Anne blogs at Front Porch, Inspired about surrendering everyday living for sacred purposes. She and her husband, Jay, are founders of a ministry called The Bridge, focusing on missional living and advocacy for youth in vulnerable places of life. She holds an MA in Teaching Languages (English and Spanish) and is a lover of words and the Word, culture and communication. Jay and Anne have four young kids, a front door that can’t stay closed, and an abundance of messy, holy chaos at their neighborhood center/home in Iowa – of all places.
The other morning as I was running, I listened to a broadcast by apologist Ravi Zacharias, in which he quotes G.K. Chesterton:
“Because children have abounding vitality, because they are in spirit fierce and free, therefore they want things repeated and unchanged. They always say, "Do it again"; and the grown-up person does it again until he is nearly dead. For grown-up people are not strong enough to exult in monotony. But perhaps God is strong enough to exult in monotony. It is possible that God says every morning, "Do it again" to the sun; and every evening, "Do it again" to the moon. It may not be automatic necessity that makes all daisies alike; it may be that God makes every daisy separately, but has never got tired of making them. It may be that He has the eternal appetite of infancy; for we have sinned and grown old, and our Father is younger than we.”
Isn't it a wonder to imagine a God who whispers to the sun morning after morning, “Do it again?"
And to my pots and pans at the start of yet another meal, “Do it again." And to my stack of papers to be graded, "Do it again." And to my child's homework needing assistance, "Do it again."
It's a wonder that God's character and purpose are not reduced or simplified by the eroding nature of everyday living. In fact, He exults in it and, I believe, even more wondrous is that He invites us to do so as well.
But Chesterton's words unsettle me, as they ring true in my heart: "...grown-up people are not strong enough to exult in the monotony." The "do it agains" grind us deep into boredom, self-focus, and close-mindedness.
Eventually, we find ourselves lamenting that "surely this simple thing - this predictable routine - no longer breathes with purpose." And wonder slips from our matured minds - minds aged on facts and reasons and tangibles. See, wonder allows us to grasp divine promises and potential in one hand and grapple with everyday realities in the other, without losing a drop of hope.
Wonder gives us the capacity to envision God's will on the dusty, regular streets of today.
But, when we cease to delight, we lose our strength for everyday living.
And, this happens. It happens when a true view of God, our source of delight-filled wonder, becomes too far-fetched for our faith. It happens when our "eternal appetite of infancy," as Chesterton put it, gets satisfied - or is it that it's starved? It happens when we can't let God be God, for fear that He may no longer make sense or tuck neatly into a 3 point Bible study or go along with our list of cliches.

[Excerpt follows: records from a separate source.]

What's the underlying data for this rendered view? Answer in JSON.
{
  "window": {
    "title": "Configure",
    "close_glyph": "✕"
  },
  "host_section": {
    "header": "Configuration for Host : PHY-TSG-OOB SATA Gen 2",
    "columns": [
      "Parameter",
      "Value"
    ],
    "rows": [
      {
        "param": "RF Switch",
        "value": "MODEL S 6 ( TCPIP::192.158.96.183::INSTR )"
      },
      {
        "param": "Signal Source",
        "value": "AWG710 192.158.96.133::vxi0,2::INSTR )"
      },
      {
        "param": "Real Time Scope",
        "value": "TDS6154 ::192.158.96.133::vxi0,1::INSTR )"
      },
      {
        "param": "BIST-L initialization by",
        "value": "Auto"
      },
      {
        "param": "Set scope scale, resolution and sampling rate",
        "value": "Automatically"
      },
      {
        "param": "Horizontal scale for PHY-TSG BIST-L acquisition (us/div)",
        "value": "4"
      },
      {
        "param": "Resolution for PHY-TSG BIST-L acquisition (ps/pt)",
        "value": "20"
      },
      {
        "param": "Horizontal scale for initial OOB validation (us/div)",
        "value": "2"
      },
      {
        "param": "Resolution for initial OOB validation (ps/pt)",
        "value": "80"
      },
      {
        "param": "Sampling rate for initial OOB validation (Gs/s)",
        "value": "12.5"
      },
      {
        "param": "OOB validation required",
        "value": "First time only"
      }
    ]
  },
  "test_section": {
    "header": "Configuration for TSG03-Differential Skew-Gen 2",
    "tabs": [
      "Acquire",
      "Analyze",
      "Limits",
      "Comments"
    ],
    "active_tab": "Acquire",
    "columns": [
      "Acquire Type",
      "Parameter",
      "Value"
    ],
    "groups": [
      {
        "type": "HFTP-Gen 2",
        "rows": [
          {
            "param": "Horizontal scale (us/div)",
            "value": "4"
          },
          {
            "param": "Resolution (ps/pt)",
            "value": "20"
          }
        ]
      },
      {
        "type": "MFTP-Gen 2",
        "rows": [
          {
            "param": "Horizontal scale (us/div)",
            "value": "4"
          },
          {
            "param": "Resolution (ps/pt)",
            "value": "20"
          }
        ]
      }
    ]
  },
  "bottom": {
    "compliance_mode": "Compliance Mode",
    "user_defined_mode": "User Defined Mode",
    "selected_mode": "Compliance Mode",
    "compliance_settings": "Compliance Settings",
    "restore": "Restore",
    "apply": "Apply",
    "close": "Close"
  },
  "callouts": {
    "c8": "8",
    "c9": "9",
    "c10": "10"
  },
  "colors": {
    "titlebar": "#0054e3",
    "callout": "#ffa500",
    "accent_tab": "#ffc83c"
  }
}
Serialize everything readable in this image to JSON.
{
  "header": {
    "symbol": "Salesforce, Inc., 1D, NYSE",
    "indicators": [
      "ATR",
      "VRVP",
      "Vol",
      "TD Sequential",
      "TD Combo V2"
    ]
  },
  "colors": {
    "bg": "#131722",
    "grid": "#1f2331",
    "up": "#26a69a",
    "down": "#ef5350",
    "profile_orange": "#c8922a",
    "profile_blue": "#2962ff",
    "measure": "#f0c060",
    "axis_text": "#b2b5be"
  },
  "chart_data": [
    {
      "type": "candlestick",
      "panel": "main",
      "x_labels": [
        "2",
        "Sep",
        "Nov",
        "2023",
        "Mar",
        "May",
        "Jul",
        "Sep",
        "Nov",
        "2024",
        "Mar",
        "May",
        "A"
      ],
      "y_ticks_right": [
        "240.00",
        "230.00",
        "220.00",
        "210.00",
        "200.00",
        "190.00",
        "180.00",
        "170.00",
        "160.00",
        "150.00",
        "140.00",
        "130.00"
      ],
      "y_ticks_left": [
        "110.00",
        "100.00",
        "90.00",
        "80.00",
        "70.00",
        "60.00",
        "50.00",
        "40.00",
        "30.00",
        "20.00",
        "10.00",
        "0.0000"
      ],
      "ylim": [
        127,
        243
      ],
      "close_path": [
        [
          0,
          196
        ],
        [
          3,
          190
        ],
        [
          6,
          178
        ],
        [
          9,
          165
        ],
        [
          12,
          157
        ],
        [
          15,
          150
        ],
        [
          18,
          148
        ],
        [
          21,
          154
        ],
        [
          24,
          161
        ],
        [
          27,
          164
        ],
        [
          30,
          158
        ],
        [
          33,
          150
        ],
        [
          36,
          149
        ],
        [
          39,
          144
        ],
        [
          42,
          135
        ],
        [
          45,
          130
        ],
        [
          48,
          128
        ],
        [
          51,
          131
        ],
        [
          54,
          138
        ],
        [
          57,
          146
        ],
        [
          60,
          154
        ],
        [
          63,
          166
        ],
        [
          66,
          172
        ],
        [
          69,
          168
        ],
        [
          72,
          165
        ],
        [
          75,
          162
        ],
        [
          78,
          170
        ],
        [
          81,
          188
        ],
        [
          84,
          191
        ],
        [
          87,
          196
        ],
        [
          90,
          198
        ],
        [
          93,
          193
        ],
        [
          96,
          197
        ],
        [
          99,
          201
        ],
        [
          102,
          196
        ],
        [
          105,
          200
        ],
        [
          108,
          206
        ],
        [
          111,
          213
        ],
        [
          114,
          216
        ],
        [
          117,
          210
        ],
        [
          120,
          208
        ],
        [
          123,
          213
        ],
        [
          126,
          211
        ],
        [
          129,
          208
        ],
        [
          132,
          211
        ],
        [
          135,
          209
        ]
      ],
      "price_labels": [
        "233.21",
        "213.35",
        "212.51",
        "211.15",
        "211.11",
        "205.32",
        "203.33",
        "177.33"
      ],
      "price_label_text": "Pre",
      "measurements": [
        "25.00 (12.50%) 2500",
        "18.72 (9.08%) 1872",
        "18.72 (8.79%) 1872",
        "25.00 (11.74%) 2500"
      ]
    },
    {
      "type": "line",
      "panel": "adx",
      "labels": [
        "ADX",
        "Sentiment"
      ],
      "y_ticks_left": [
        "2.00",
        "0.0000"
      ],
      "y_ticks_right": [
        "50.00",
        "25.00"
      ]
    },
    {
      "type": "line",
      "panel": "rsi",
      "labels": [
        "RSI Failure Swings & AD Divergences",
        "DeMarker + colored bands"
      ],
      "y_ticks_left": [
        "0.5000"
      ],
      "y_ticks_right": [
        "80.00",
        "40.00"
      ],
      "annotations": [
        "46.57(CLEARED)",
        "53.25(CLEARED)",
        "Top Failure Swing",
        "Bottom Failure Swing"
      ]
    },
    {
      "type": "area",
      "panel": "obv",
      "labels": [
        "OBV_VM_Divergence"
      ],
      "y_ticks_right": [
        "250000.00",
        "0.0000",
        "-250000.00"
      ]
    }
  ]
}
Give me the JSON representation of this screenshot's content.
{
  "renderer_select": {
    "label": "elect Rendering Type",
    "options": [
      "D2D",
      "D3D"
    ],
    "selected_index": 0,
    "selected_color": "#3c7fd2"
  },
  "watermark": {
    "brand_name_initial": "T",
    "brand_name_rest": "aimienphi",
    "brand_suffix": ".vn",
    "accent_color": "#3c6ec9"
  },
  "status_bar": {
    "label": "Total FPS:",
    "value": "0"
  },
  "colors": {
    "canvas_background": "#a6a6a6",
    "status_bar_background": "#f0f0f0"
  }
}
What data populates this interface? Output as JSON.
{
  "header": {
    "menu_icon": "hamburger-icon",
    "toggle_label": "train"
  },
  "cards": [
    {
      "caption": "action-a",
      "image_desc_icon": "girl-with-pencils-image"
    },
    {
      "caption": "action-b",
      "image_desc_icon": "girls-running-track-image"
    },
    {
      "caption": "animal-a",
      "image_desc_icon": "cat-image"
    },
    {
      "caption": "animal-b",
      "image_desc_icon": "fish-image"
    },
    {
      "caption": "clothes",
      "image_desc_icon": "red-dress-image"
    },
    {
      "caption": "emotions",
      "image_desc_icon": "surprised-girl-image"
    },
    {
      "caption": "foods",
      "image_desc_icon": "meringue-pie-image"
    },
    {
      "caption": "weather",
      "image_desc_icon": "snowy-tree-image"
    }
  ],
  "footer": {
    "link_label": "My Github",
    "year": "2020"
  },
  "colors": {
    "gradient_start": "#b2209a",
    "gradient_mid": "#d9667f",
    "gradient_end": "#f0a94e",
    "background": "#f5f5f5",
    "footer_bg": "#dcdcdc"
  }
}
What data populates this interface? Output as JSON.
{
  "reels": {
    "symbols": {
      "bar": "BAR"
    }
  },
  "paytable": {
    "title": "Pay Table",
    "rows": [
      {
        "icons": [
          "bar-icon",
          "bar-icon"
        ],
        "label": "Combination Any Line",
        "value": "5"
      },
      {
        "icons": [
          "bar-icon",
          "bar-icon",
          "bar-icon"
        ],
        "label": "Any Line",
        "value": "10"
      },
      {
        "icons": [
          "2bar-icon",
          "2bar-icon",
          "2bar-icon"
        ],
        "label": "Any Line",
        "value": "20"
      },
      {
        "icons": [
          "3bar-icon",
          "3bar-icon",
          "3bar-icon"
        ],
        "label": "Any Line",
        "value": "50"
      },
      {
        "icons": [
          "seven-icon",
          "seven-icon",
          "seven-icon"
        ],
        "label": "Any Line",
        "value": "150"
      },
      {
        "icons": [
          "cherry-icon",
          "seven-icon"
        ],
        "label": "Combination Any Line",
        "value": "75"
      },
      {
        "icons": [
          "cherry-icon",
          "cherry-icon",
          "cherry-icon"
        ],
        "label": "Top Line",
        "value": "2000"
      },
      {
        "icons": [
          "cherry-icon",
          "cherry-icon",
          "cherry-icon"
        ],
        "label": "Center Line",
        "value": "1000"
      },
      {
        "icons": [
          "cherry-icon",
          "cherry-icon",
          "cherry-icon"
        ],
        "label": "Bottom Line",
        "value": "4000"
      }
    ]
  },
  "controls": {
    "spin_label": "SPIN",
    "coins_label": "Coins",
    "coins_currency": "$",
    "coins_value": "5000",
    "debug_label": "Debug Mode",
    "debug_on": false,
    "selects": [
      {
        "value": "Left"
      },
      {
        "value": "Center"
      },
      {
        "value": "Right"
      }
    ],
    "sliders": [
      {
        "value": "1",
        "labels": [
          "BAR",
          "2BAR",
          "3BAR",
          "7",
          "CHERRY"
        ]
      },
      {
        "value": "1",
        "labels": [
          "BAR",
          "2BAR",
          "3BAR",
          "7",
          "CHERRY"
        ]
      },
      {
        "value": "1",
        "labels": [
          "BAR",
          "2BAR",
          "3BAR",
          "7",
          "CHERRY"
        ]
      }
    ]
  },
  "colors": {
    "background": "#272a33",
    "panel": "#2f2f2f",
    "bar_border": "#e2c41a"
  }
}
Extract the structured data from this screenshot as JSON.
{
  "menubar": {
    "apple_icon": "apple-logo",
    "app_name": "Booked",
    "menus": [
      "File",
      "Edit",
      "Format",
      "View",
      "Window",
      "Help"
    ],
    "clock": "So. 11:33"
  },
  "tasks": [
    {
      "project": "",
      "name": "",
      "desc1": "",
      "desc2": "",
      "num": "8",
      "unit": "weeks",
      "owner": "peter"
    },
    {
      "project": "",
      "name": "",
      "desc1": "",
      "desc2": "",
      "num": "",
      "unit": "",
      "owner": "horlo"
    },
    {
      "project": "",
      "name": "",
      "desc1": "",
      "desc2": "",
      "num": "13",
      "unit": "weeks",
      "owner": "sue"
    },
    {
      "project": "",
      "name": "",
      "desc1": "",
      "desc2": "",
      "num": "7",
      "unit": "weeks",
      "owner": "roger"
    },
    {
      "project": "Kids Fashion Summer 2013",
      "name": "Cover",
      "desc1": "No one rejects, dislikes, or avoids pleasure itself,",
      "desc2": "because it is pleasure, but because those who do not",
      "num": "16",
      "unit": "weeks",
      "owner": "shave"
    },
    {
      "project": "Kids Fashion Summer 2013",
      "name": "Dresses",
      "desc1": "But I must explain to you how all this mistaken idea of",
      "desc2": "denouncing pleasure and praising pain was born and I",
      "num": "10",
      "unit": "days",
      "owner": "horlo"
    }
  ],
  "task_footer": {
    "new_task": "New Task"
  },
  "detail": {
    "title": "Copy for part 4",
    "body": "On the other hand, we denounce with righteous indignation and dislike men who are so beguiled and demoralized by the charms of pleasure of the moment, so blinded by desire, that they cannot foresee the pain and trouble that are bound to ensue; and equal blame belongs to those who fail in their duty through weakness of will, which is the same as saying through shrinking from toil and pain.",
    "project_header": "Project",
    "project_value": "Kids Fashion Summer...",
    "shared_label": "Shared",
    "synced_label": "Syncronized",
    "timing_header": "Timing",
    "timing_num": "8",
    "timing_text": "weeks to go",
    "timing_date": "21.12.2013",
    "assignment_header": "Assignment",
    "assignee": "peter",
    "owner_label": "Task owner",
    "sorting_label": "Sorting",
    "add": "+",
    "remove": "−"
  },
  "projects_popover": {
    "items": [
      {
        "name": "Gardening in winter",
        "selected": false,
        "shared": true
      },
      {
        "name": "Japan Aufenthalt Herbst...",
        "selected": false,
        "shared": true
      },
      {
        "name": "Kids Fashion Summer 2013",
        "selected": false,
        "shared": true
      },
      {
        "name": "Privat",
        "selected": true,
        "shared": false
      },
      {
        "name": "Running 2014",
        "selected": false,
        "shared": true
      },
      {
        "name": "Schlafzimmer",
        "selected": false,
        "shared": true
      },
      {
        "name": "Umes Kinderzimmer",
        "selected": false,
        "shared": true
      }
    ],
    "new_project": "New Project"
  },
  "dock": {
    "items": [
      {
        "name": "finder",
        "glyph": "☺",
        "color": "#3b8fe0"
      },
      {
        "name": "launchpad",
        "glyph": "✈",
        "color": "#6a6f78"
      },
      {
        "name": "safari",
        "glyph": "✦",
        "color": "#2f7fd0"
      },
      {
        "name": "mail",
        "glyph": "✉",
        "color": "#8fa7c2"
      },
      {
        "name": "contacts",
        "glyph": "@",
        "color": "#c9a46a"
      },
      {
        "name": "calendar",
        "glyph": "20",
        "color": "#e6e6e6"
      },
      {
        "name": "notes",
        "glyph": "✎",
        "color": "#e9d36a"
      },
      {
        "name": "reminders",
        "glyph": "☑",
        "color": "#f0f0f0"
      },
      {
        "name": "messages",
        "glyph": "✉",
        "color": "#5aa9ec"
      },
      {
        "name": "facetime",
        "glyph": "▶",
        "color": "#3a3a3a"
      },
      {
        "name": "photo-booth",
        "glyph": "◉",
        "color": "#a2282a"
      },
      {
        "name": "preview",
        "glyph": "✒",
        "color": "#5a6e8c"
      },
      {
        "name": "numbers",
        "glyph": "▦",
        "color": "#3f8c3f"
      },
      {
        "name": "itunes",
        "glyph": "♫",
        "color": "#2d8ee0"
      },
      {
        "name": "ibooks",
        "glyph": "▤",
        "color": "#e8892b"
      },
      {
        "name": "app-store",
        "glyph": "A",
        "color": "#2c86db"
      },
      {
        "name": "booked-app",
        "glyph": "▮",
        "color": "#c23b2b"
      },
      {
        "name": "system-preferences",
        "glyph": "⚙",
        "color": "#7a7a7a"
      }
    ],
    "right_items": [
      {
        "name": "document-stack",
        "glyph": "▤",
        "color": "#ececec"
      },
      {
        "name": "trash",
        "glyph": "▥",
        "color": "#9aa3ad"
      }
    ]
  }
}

For, while children delight in wonder and imaginations, we older folks begin systematically filing away the unanswerables in order to hang our faith on answers.
But, the unanswerables lend themselves to reverence, while mere answers can only prove rightness.
In the rightness, we find security and comfort zones. We organize what we know of God into categories and neat labels. Routines can exist without meaning. Religion without devotion. And, God can be studied in order to be understood rather than received in order to experience.
And then, sadly, our eternal appetite is satisfied - full of ourselves, our conclusions, and our perceptions. Or, perhaps starved, like a frail child, stunted by faith without substance.
Friends, what have we forgotten, in all our wisdom of growing older?
What childlike marveling have we buried, what questions have we maturely muted?
Therein we find wonder - divine, childlike wonder that reacquaints us with this God who does not fit nicely in our boxes of moralism, religion, politics, theology. Therein we find supernatural meaning in the everyday.
Maybe then we could again be strong enough to exult in monotony.
NEW Book Journey // June 1
"Interrupted follows the author’s messy journey through life and church and into living on mission. Snatching Jen from the grip of her consumer life, God began asking her questions like, “What is really the point of My Church? What have I really asked of you?” She was far too busy doing church than being church, even as a pastor’s wife, an author of five Christian books, and a committed believer for 26 years. She discovered she had missed the point.
Christ brought Jen and her family to a place of living on mission by asking them tough questions, leading them through Scripture, and walking together with them on the path. Interrupted invites readers to take a similar journey."
Click here to learn more about Book Journeys at Front Porch, Inspired.